**WORK REQUIRED:** Copying nothing before it, reproduce the line that holds "Output a JSON" and every line after it in the data, exactly.

:: INPUT

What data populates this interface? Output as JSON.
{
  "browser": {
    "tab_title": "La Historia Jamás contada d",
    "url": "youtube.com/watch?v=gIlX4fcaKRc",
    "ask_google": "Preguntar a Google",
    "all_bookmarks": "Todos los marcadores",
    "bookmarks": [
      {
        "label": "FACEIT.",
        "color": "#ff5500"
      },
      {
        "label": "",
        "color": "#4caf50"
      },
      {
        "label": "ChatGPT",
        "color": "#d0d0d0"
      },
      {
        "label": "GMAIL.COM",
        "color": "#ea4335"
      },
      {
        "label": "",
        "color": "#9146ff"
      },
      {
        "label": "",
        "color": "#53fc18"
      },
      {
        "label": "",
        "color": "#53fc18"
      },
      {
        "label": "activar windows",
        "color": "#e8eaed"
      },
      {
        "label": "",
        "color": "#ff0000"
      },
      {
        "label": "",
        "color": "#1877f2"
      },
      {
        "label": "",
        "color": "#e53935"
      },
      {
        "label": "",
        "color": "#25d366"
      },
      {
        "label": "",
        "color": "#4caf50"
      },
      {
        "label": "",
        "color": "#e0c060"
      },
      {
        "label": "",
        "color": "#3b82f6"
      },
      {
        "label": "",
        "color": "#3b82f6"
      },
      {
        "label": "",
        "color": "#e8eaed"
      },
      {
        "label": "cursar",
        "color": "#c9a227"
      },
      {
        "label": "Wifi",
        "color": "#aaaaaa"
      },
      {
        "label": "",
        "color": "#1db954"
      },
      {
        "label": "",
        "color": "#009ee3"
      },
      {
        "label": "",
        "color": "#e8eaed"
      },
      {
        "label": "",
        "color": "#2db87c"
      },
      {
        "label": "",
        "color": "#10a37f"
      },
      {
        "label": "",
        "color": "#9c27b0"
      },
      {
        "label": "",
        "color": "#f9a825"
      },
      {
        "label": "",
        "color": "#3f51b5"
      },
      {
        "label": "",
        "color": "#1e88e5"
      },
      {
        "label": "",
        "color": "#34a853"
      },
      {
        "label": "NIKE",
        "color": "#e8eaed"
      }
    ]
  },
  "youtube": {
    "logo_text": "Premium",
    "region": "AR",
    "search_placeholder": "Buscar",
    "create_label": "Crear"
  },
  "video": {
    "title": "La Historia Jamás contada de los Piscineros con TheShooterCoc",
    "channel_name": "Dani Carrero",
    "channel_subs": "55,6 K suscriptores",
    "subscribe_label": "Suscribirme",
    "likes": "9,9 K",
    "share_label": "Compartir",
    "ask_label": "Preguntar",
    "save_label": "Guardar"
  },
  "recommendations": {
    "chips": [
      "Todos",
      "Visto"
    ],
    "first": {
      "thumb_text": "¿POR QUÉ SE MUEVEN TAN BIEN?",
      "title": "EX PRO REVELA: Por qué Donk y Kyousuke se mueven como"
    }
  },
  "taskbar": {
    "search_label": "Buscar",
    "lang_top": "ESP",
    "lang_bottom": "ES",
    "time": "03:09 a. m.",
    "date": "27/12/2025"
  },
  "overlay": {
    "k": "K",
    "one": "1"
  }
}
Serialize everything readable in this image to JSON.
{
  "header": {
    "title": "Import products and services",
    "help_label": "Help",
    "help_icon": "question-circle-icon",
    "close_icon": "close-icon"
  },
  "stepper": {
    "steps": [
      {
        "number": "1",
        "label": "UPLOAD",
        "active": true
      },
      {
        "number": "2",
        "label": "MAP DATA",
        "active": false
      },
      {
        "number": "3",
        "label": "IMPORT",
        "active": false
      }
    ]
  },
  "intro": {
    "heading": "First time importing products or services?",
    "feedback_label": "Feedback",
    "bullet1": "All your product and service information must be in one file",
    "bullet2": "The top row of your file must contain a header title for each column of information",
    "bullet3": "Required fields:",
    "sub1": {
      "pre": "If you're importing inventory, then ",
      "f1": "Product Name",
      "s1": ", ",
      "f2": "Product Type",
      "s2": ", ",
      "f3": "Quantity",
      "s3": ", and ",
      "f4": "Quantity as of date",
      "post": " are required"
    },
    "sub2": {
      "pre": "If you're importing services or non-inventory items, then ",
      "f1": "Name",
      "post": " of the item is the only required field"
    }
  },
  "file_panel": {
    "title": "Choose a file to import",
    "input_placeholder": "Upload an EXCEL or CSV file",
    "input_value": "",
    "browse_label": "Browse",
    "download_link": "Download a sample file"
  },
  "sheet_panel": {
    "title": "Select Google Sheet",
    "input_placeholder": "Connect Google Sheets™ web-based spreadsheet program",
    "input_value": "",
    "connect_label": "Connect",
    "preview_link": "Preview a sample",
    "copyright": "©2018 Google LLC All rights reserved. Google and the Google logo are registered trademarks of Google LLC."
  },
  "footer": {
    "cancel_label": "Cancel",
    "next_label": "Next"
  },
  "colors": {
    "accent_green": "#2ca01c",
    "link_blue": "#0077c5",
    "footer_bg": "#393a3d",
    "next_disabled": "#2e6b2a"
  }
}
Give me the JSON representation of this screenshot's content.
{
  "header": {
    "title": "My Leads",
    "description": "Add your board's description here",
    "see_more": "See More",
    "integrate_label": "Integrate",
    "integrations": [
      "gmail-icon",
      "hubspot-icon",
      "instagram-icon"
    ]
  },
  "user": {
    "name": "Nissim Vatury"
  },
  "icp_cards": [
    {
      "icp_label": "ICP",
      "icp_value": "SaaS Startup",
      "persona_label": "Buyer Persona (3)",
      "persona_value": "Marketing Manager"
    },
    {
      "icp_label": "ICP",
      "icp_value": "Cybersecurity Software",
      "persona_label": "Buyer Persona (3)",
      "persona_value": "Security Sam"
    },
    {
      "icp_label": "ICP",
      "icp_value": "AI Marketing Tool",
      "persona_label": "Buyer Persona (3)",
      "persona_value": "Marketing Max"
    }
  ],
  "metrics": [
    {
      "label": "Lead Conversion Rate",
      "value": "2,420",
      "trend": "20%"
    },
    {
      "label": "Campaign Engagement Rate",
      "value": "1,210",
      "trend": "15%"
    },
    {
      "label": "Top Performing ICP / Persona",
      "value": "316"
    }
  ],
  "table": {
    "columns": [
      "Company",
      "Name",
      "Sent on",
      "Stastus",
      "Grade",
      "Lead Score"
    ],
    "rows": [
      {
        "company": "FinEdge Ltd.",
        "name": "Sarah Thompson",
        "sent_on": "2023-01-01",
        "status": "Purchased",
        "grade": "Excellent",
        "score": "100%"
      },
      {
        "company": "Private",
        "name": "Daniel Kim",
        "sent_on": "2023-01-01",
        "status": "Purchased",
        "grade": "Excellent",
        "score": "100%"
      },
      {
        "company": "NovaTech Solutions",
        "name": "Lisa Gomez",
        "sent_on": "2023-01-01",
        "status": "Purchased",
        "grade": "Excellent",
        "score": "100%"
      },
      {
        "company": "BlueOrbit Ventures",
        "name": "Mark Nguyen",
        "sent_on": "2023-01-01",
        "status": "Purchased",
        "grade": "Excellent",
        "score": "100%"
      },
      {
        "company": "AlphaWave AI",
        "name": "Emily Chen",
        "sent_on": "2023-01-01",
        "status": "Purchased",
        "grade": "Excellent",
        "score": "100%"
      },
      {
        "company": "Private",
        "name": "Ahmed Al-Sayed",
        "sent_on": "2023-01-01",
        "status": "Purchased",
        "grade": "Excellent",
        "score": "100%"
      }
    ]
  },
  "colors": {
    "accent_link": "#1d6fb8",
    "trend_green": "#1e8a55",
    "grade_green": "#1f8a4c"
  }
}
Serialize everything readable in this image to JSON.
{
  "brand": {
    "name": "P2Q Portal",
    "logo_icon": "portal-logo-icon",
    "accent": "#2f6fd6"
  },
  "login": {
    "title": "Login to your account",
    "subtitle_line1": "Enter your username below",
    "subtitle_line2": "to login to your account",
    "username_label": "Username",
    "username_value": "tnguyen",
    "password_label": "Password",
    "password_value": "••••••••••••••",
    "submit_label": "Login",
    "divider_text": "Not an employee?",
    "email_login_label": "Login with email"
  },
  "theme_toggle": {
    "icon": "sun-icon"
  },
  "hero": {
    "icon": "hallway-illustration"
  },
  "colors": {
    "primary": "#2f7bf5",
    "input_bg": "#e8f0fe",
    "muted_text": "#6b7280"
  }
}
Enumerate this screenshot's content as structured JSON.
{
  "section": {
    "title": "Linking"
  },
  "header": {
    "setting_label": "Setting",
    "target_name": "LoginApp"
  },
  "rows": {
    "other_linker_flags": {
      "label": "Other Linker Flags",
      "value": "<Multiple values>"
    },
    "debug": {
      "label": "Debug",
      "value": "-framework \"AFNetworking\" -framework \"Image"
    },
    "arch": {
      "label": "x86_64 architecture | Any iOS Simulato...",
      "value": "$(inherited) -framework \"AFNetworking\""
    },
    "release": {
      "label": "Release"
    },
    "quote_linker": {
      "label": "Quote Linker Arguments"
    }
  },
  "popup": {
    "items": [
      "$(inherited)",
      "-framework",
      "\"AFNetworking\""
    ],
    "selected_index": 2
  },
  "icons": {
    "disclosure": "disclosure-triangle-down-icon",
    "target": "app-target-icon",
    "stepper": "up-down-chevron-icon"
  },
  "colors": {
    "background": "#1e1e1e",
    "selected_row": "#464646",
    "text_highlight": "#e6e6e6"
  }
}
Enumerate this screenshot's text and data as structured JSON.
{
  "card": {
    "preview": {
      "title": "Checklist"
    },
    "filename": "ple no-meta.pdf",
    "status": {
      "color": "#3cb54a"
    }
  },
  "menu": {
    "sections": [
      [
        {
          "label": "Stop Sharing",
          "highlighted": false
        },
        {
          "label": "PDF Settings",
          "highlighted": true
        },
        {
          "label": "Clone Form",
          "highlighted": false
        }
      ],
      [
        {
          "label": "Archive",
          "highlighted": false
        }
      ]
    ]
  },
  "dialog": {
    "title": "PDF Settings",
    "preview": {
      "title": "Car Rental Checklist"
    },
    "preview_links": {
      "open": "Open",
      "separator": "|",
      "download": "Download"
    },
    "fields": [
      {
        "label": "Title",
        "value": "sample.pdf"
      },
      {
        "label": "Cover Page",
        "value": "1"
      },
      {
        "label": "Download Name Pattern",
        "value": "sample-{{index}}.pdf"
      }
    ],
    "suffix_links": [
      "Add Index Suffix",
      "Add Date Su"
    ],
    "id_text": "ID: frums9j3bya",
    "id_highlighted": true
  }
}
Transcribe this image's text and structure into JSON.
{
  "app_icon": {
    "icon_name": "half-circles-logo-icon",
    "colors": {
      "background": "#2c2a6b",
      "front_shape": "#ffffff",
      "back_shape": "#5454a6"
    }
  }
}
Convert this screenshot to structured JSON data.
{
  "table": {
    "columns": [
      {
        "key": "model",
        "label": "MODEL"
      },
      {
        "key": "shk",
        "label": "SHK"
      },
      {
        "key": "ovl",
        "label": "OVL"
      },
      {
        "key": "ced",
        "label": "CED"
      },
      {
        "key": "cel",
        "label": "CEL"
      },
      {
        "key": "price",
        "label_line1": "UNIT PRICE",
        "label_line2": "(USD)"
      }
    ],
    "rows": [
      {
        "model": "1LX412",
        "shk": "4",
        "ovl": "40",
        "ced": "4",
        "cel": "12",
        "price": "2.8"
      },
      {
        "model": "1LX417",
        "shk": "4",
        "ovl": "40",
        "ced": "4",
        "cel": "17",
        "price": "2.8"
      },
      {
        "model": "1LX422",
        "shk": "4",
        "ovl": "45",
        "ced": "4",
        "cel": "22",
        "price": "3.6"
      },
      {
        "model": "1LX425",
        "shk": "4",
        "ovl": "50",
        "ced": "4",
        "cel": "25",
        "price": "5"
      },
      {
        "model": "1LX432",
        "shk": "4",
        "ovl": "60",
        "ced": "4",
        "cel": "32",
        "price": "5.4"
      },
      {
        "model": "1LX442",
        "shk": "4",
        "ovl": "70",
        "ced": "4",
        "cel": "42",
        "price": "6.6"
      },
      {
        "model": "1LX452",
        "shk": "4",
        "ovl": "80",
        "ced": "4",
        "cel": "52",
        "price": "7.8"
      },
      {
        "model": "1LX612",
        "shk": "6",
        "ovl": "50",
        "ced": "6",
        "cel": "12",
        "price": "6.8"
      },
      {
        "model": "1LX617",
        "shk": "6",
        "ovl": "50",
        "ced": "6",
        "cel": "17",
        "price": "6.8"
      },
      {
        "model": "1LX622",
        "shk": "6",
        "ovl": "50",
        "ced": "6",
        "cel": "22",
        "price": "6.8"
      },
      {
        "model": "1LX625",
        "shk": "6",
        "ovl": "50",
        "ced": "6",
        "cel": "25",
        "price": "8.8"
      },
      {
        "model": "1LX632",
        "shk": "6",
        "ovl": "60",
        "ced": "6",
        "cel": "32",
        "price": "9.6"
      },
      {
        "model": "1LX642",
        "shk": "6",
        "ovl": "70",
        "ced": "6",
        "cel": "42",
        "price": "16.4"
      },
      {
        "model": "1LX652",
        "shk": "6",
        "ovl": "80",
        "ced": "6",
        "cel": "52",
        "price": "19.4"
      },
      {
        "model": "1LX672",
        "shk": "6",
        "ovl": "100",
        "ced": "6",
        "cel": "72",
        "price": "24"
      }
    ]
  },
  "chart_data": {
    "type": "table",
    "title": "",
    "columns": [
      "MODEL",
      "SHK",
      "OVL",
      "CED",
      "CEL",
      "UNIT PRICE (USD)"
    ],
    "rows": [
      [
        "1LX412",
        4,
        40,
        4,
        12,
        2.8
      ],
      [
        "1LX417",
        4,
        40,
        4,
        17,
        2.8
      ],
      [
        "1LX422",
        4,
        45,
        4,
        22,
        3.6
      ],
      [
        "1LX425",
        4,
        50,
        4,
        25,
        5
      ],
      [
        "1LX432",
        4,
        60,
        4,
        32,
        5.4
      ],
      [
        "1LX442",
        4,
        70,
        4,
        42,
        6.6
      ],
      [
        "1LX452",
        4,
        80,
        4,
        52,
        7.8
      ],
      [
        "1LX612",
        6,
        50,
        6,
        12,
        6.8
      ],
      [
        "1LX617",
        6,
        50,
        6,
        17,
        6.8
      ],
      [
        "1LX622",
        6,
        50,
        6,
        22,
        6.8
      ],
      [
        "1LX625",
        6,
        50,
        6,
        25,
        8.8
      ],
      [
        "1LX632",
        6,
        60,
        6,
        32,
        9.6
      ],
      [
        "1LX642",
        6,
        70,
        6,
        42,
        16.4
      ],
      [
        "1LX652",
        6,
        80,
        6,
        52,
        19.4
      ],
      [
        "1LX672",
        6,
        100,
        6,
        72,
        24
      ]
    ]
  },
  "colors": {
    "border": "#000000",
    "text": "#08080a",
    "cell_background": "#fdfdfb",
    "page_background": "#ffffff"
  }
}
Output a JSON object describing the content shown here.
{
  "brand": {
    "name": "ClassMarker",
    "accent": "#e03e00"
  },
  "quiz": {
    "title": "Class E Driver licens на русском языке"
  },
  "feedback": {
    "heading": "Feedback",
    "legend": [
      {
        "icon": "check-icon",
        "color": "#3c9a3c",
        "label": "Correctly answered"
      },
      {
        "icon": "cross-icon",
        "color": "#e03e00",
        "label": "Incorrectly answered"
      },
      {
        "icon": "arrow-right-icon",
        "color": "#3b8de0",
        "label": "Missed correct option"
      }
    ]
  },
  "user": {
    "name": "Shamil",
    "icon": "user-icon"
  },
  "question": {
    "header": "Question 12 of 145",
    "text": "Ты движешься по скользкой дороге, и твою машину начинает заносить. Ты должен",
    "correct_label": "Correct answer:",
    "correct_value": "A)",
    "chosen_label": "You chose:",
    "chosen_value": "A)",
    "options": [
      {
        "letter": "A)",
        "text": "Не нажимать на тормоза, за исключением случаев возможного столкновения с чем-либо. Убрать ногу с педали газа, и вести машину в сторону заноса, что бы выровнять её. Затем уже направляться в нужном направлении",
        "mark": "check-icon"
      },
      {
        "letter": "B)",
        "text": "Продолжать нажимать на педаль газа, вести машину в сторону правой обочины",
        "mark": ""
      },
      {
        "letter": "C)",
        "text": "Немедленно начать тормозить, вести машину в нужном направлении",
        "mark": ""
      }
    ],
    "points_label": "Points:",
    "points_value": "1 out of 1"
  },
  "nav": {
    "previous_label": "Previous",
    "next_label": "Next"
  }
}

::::

**EXERCISE ANSWER:**
Output a JSON object describing the content shown here.
{
  "brand": {
    "name": "ClassMarker",
    "accent": "#e03e00"
  },
  "quiz": {
    "title": "Class E Driver licens на русском языке"
  },
  "feedback": {
    "heading": "Feedback",
    "legend": [
      {
        "icon": "check-icon",
        "color": "#3c9a3c",
        "label": "Correctly answered"
      },
      {
        "icon": "cross-icon",
        "color": "#e03e00",
        "label": "Incorrectly answered"
      },
      {
        "icon": "arrow-right-icon",
        "color": "#3b8de0",
        "label": "Missed correct option"
      }
    ]
  },
  "user": {
    "name": "Shamil",
    "icon": "user-icon"
  },
  "question": {
    "header": "Question 12 of 145",
    "text": "Ты движешься по скользкой дороге, и твою машину начинает заносить. Ты должен",
    "correct_label": "Correct answer:",
    "correct_value": "A)",
    "chosen_label": "You chose:",
    "chosen_value": "A)",
    "options": [
      {
        "letter": "A)",
        "text": "Не нажимать на тормоза, за исключением случаев возможного столкновения с чем-либо. Убрать ногу с педали газа, и вести машину в сторону заноса, что бы выровнять её. Затем уже направляться в нужном направлении",
        "mark": "check-icon"
      },
      {
        "letter": "B)",
        "text": "Продолжать нажимать на педаль газа, вести машину в сторону правой обочины",
        "mark": ""
      },
      {
        "letter": "C)",
        "text": "Немедленно начать тормозить, вести машину в нужном направлении",
        "mark": ""
      }
    ],
    "points_label": "Points:",
    "points_value": "1 out of 1"
  },
  "nav": {
    "previous_label": "Previous",
    "next_label": "Next"
  }
}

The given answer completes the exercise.